Extracted records:

══════

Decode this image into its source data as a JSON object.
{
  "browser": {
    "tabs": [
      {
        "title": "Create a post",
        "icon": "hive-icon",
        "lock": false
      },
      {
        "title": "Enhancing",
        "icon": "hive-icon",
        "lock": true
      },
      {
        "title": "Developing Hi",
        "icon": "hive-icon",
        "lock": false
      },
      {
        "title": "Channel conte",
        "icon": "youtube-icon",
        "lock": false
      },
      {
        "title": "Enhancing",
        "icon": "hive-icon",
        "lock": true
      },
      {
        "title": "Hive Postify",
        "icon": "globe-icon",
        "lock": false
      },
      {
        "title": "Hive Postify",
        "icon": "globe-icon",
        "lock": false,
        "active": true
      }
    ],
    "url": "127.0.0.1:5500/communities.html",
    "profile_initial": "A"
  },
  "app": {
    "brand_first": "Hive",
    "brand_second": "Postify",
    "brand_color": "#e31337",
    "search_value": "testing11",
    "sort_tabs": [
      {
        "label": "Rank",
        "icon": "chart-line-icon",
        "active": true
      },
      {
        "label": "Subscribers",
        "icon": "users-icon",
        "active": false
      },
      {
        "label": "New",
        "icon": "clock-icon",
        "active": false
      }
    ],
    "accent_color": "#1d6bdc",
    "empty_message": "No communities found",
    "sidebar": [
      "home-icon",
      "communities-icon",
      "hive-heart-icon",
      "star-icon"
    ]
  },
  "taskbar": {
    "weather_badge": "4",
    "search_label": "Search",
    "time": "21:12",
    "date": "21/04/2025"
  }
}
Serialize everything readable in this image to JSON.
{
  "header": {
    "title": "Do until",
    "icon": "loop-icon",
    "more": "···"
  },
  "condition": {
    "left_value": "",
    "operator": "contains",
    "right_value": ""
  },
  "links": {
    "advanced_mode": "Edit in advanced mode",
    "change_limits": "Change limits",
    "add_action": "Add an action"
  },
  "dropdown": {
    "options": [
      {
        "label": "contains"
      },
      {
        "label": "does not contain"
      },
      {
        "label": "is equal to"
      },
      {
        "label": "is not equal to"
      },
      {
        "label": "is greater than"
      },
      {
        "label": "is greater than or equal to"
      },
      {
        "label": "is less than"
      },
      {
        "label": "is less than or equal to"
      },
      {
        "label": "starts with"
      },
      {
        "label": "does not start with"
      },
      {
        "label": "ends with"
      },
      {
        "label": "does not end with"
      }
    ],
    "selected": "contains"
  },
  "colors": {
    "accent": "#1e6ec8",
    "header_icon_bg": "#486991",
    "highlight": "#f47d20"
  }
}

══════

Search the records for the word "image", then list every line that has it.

Problem solution
Decode this image into its source data as a JSON object.
Serialize everything readable in this image to JSON.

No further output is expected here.